- _Record set_
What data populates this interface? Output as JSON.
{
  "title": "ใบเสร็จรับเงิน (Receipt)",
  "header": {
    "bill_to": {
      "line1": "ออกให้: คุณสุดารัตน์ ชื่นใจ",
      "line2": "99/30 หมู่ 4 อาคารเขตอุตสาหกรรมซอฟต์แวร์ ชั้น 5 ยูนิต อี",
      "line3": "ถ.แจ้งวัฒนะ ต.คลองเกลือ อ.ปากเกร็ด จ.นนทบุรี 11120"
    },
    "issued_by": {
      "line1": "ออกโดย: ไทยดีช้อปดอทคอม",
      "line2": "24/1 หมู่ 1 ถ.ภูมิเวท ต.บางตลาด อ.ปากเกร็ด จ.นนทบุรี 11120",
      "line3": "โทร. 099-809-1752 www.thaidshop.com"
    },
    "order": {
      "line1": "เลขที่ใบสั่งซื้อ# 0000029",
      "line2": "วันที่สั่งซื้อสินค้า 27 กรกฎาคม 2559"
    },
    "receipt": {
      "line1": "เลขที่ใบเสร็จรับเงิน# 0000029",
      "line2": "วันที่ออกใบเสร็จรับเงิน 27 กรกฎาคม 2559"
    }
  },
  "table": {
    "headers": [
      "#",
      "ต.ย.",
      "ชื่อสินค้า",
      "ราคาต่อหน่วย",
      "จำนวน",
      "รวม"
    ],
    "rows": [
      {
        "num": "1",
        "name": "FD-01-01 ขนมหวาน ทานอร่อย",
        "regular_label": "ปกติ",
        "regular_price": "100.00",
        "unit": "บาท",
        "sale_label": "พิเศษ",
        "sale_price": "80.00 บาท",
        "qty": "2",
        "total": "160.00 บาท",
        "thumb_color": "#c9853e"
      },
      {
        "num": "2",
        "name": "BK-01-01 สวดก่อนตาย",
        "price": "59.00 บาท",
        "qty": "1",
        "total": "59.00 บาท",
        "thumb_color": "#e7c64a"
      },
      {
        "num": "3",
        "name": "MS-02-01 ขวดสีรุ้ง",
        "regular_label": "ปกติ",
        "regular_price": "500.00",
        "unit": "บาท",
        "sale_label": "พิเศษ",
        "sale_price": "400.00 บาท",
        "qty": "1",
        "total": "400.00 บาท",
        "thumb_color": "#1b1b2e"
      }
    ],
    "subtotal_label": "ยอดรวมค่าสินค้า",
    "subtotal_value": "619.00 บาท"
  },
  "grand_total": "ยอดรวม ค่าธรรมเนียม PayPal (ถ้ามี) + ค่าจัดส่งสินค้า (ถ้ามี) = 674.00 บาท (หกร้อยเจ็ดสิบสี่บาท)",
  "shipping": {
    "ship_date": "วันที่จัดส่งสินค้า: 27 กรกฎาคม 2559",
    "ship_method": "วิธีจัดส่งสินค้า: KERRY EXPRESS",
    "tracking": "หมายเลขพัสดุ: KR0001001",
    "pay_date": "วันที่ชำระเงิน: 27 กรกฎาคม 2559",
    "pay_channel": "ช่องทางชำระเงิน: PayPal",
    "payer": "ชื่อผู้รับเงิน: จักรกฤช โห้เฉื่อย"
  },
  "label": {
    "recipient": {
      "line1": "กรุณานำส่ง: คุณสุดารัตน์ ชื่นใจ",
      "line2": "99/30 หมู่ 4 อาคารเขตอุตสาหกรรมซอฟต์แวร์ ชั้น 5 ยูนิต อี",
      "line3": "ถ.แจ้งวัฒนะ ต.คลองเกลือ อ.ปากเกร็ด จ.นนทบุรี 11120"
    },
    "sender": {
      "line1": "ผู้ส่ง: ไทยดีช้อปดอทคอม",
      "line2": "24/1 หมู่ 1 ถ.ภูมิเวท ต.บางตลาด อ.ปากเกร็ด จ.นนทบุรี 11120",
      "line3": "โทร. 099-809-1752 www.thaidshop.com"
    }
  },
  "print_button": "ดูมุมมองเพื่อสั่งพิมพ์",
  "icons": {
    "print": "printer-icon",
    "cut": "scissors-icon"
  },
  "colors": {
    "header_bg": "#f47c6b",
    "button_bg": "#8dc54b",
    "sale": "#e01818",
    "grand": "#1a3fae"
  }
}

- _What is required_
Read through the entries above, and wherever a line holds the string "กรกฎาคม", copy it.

- _Solution for this exercise_
      "line2": "วันที่สั่งซื้อสินค้า 27 กรกฎาคม 2559"
      "line2": "วันที่ออกใบเสร็จรับเงิน 27 กรกฎาคม 2559"
    "ship_date": "วันที่จัดส่งสินค้า: 27 กรกฎาคม 2559",
    "pay_date": "วันที่ชำระเงิน: 27 กรกฎาคม 2559",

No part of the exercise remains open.